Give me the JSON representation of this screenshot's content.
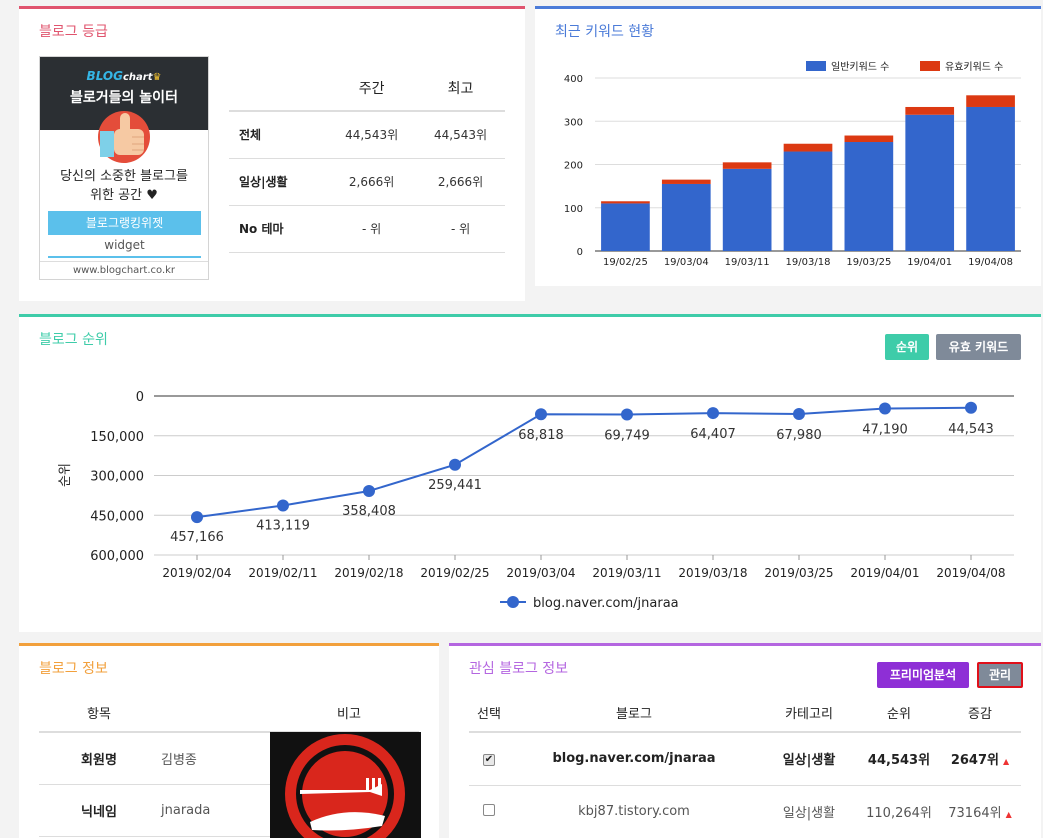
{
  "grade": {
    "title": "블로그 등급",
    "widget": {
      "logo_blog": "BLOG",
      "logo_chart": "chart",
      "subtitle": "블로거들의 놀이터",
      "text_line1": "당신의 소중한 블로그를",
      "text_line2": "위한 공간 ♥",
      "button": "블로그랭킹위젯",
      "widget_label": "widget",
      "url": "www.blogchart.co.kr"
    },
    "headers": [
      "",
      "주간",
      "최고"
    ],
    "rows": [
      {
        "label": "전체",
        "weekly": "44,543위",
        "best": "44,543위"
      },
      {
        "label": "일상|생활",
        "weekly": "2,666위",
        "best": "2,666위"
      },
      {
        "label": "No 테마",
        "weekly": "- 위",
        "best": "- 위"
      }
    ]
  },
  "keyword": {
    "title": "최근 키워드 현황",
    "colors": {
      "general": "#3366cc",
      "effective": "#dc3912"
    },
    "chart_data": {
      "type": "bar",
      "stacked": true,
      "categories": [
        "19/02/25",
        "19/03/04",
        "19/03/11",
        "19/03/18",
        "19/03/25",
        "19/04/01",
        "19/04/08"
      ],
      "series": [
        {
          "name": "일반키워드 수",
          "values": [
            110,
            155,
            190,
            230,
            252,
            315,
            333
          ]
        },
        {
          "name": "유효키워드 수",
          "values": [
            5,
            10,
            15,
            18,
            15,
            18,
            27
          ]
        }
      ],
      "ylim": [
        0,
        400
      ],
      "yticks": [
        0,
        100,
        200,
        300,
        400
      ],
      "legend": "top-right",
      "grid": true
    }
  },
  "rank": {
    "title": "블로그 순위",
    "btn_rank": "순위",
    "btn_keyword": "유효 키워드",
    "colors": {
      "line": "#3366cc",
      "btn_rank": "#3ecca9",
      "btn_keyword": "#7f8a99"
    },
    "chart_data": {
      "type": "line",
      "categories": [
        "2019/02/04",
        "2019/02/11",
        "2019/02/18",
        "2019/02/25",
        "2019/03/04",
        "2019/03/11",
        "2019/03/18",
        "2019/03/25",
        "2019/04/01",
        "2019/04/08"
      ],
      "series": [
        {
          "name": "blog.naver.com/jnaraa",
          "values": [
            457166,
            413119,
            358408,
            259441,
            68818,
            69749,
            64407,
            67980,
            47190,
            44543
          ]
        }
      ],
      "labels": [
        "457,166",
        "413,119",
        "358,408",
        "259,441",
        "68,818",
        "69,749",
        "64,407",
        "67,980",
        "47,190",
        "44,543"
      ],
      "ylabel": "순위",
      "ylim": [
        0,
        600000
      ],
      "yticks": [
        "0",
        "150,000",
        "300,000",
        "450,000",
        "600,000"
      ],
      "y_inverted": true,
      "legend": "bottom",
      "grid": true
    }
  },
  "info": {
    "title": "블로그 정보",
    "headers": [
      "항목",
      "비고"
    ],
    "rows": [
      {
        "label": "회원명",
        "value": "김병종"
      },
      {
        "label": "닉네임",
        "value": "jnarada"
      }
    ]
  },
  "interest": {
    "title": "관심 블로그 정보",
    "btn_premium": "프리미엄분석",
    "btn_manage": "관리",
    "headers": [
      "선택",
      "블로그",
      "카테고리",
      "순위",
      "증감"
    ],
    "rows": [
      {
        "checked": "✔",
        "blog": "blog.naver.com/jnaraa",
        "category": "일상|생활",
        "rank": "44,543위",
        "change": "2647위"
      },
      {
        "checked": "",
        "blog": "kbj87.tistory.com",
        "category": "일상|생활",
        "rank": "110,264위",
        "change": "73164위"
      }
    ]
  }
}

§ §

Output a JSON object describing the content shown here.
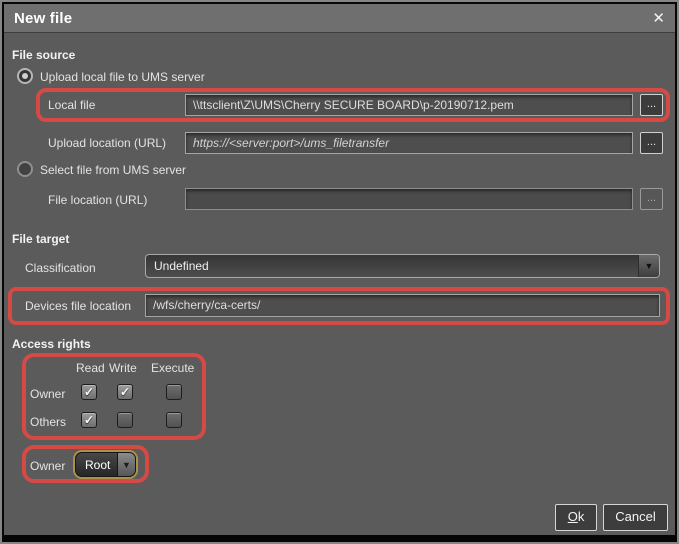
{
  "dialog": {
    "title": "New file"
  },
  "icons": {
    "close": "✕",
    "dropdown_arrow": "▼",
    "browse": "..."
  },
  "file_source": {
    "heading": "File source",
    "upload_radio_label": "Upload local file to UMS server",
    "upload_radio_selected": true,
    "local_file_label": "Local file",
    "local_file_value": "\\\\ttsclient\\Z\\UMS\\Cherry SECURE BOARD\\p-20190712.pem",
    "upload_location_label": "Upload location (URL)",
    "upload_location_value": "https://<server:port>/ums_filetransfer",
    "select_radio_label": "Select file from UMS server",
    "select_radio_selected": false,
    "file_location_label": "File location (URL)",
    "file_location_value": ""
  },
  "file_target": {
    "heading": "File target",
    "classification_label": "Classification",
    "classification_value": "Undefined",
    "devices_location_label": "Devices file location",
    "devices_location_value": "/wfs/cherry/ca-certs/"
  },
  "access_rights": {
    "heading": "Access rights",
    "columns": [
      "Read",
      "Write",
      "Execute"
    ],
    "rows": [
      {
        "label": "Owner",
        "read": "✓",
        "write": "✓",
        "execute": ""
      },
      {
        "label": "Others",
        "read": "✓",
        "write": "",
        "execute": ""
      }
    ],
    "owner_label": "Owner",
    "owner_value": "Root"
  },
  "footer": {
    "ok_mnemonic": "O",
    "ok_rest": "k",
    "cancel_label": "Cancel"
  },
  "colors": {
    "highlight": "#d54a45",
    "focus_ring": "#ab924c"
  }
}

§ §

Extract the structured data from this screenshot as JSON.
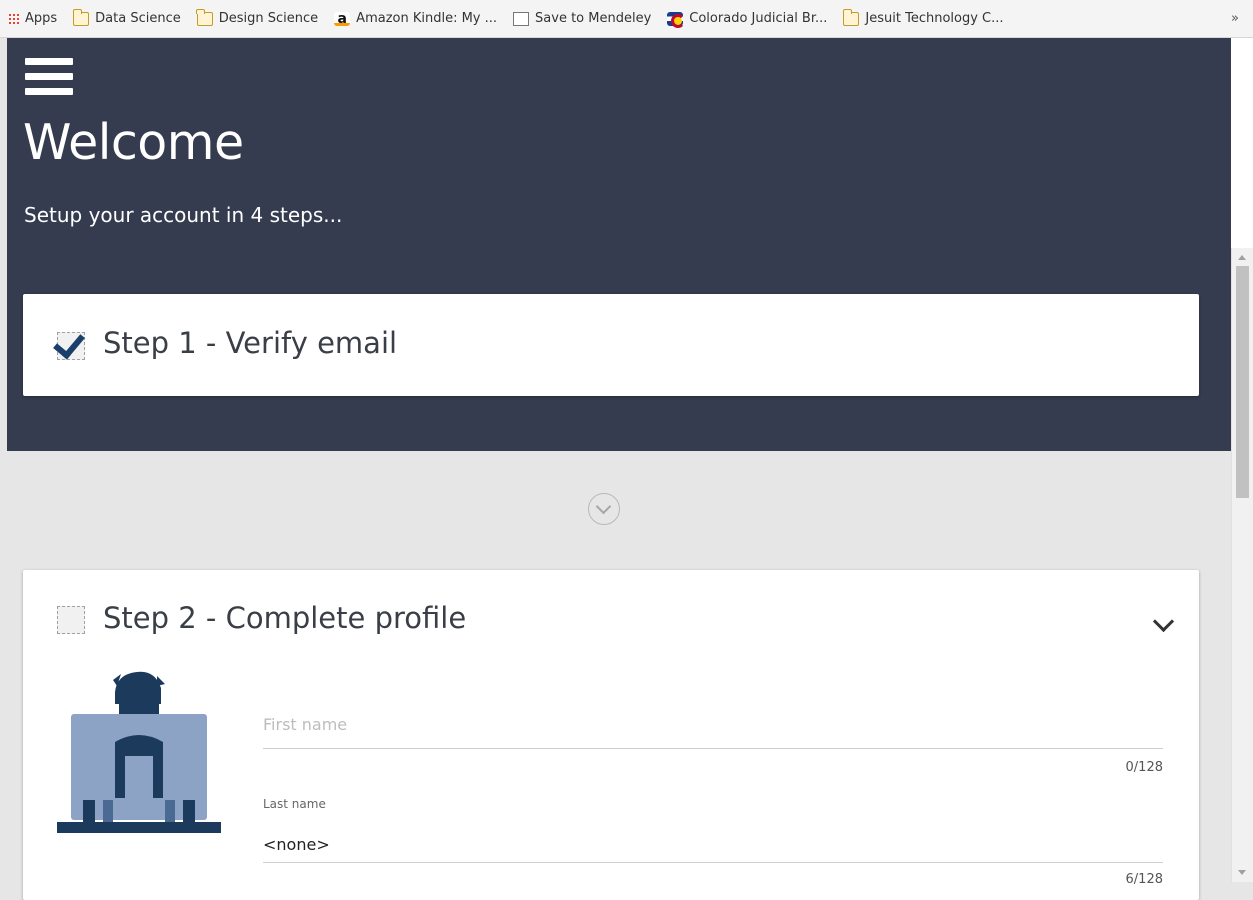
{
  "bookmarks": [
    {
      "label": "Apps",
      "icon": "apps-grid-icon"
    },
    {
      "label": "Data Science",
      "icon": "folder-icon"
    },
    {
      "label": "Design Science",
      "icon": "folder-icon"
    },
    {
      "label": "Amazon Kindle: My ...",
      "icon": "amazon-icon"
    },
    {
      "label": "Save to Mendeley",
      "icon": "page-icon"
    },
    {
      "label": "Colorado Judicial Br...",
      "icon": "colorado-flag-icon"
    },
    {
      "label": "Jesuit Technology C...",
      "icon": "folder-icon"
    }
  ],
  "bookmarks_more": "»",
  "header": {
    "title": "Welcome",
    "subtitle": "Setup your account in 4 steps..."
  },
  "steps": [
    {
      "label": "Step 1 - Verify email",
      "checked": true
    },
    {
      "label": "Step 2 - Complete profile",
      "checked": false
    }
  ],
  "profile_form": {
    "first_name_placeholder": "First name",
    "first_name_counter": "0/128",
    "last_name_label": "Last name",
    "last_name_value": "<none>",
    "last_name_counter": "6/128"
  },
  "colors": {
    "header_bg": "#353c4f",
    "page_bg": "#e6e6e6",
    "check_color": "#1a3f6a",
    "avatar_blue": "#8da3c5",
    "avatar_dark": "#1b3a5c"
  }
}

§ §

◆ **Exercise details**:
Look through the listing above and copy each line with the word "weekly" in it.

◆ **Task solution**:
        "weekly": "44,543위",
        "weekly": "2,666위",
        "weekly": "- 위",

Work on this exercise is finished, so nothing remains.